Sept. 29, 2017 - 16:26 By Julie Kim Jackson
The economic outlook of the nation’s auto industry has plunged to its worst level in eight years due to concerns over continued labor strikes and THADD reprisals, according to a report by the Bank of Korea released Friday.

The bank’s data showed that the Business Survey Index for the economic outlook for the automobile industry in the month of October was expected to fall by 13 points compared to the previous month’s 59. The figure marks the lowest outlook level since July 2009.

The BSI is an economic indicator compiled to grasp business conditions for the current month and the outlook for the upcoming month via business surveys. A reading above 100 means that more companies expect business conditions to improve rather than decline.


Seoul and Beijing continue to butt heads over the deployment of the THAAD missile defense system in Korea, leading to China’s blackballing of Korean businesses. Amid continuing political tensions, Hyundai and Kia Motors have seen huge drops in their international vehicle sales.

From January to August, Hyundai’s sales in China fell by 40 percent, while Kia Motors saw its sales numbers drop 53 percent during the same period.
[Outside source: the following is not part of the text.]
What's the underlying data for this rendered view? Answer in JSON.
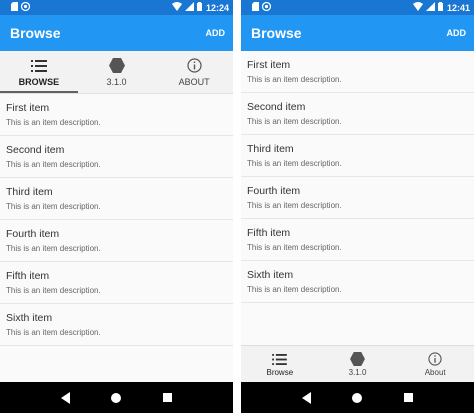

However, despite the slump in the automotive industry’s BSI outlook, the BOK says Korea’s manufacturing industry as a whole still managed to see a BSI spike this month. The survey showed that business sentiment in the industry was at its highest in 18 months on the back of strong performances by the domestic electronics and chemical industries.

According to the BOK, only the electronics and chemistry sectors exceeded a BSI of 100.

The business index for electronics exports was 107 this month, eight points higher than last month, and the highest level in seven years since July 2010. The BOK attributes the boom in electronics to increasing demands in the semiconductor industry as well as the launch of new smartphones.

The local chemical industry hit a BSI of 102, marking a 12-point jump on the back rising oil prices. The index is the highest rise since January 2013.

As for the BSI of large versus small companies, large company indexes hit 88 points, a six-point jump compared to the previous month. Small businesses, on the other hand, saw its BSI at 74, representing only a one point increase.

By Julie Jackson (